Like millions of Americans, many Tennessee residents have amassed considerable long-term debt. With more than $7,100 in credit card debt, the average household will pay thousands of dollars in pure interest. Owning multiple credit cards seems to be part of the problem, with debtors transferring money from one account to another to keep the combined debt in the card account with the lowest interest rate. Many financial experts suggest that the idea is right, but the execution is often wrong.
Many Americans, including Tennessee residents, have been getting some shocks as they open their credit card bills after the holidays. A spending spree for Christmas can mean considerable credit card debt in the New Year. Unfortunately, this may be only adding more trouble if a cardholder is already carrying substantial debt. For any Tennessee resident who is making the decision to pay off some of that credit card debt, the following tips may help.
According to the latest figures, America is swimming in over $880 billion credit card debt. Although the causes of credit card debts are different for every individual, there are certain habits that can pave the way for financial ruin. Tennesseans should know that it is in their best interests to be aware, and avoid these habits to prevent a financial meltdown.
Any Tennessee resident who struggles with debt knows that it can feel like being trapped in thick, deep mud that makes it nearly impossible to get anywhere. Forward progress on getting out of credit card debt seems nearly impossible because the interest that builds up month after month can actually cause the debtor to sink farther down. What a debtor needs is a strong and reliable arm to help pull them out.
Credit cards can provide a lot of financial flexibility. The cards can be used not just during the absence of cash in hand, but during emergencies. Credit card payment plans also give users a chance to pay for their purchases at a manageable rate. However, taking such advantages for granted can lead to financial disaster. Tennessee residents in this kind of situation should assess their situation and the possible solutions to get out of credit card debt.
Credit cards have changed the spending habits of millions of people in the United States, including many in Tennessee. Unfortunately, with the flexibility offered by credit cards come credit card debt problems. Unfortunately, far too many individuals fall victim to the vicious debt cycle often imposed by credit cards. They use the cards to bridge an income gap, only to find themselves unable to pay interest, resulting in even more debt. Eventually, it becomes overwhelming. When this happens, you need help. So what are the relief options available to you?
For some consumers, credit cards offer the ability to make purchases at times when their liquid assets and cash flow are not enough to meet their needs. When relied on too often, however, overuse can create debt that becomes too hard to pay off. Tennessee residents who are tempted to use their plastic to meet short-term financial needs should understand when and how they could be abused in order to avoid building up unpayable credit card debt.
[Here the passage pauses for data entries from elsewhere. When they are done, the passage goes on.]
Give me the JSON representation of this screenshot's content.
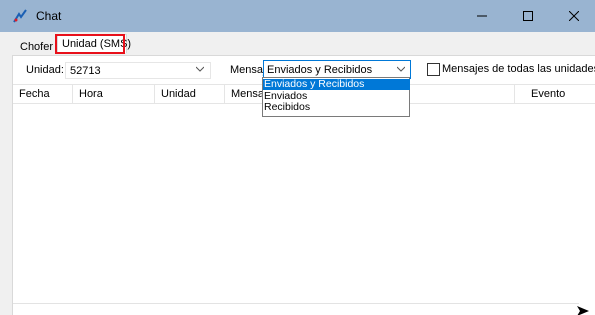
{
  "window": {
    "title": "Chat"
  },
  "tabs": [
    {
      "label": "Chofer"
    },
    {
      "label": "Unidad (SMS)"
    }
  ],
  "filters": {
    "unidad_label": "Unidad:",
    "unidad_value": "52713",
    "mensajes_label": "Mensajes:",
    "mensajes_value": "Enviados y Recibidos",
    "all_units_label": "Mensajes de todas las unidades",
    "all_units_checked": false
  },
  "dropdown": {
    "options": [
      "Enviados y Recibidos",
      "Enviados",
      "Recibidos"
    ],
    "selected_index": 0
  },
  "grid": {
    "columns": [
      "Fecha",
      "Hora",
      "Unidad",
      "Mensaje",
      "Evento"
    ]
  },
  "colors": {
    "titlebar": "#99b4d1",
    "highlight": "#e8101a",
    "selection": "#0078d7"
  }
}
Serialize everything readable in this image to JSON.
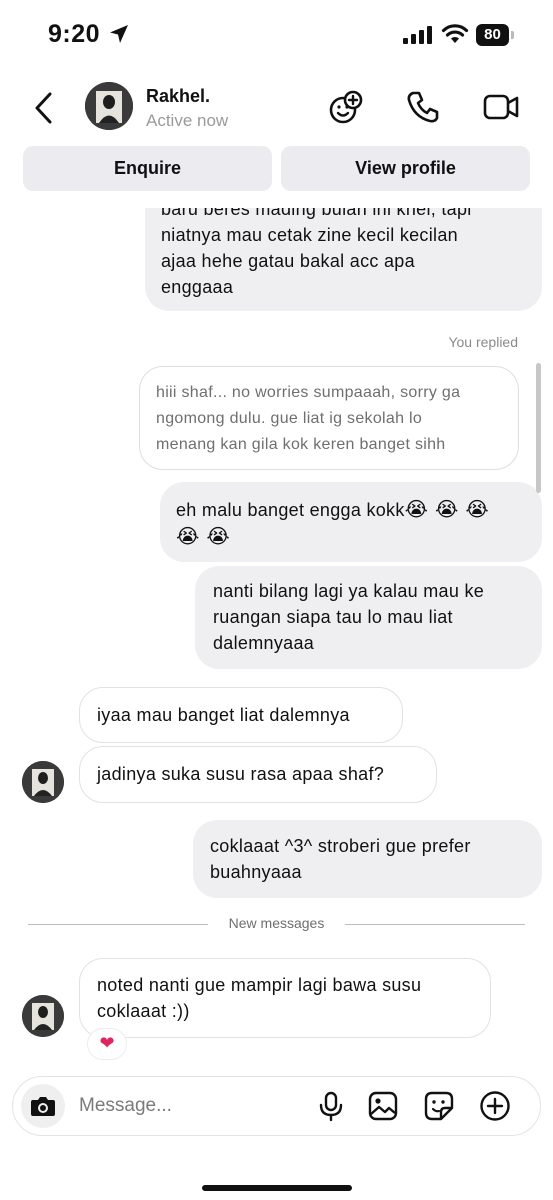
{
  "status_bar": {
    "time": "9:20",
    "battery": "80"
  },
  "header": {
    "contact_name": "Rakhel.",
    "contact_status": "Active now",
    "icons": [
      "back-icon",
      "effects-icon",
      "phone-icon",
      "video-camera-icon"
    ]
  },
  "actions": {
    "enquire": "Enquire",
    "view_profile": "View profile"
  },
  "messages": {
    "m1_line1": "baru beres mading bulan ini khel, tapi",
    "m1_line2": "niatnya mau cetak zine kecil kecilan",
    "m1_line3": "ajaa hehe gatau bakal acc apa",
    "m1_line4": "enggaaa",
    "replied_label": "You replied",
    "quote_line1": "hiii shaf... no worries sumpaaah, sorry ga",
    "quote_line2": "ngomong dulu. gue liat ig sekolah lo",
    "quote_line3": "menang kan gila kok keren banget sihh",
    "m2_line1": "eh malu banget engga kokk",
    "m2_emoji_line1": "😭 😭 😭",
    "m2_emoji_line2": "😭 😭",
    "m3_line1": "nanti bilang lagi ya kalau mau ke",
    "m3_line2": "ruangan siapa tau lo mau liat",
    "m3_line3": "dalemnyaaa",
    "r1": "iyaa mau banget liat dalemnya",
    "r2": "jadinya suka susu rasa apaa shaf?",
    "m4_line1": "coklaaat ^3^ stroberi gue prefer",
    "m4_line2": "buahnyaaa",
    "divider": "New messages",
    "r3_line1": "noted nanti gue mampir lagi bawa susu",
    "r3_line2": "coklaaat :))",
    "reaction": "❤"
  },
  "composer": {
    "placeholder": "Message...",
    "icons": [
      "camera-icon",
      "microphone-icon",
      "photo-icon",
      "sticker-icon",
      "plus-icon"
    ]
  },
  "colors": {
    "bubble": "#efeff1",
    "muted_text": "#9a9a9a",
    "reaction": "#e0245e"
  }
}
For some consumers, credit cards offer the ability to make purchases at times when their liquid assets and cash flow are not enough to meet their needs, whether daily or out of the ordinary. When relied on too often, however, overuse can create debt that becomes hard to pay off. Tennessee residents who are tempted to use their plastic to meet short-term financial needs should understand when and how they should be used in order to avoid building up unpayable credit card debt.
A recent Gallup poll survey reported that Americans, including Tennessee residents, average 3.7 credit cards to their name. The average person's understanding of credit cards, however, is sometimes poor, making him or her vulnerable to mistakes that could make for substantial credit card debt.
Finding financial stability these days can be an enormous challenge. With unemployment still falling slowly and the economy struggling to recover from the Great Recession, many Americans, including those in Tennessee, have come to rely on their credit cards to make ends meet. In addition, credit cards cover unexpected expenses that result from events, such as emergencies.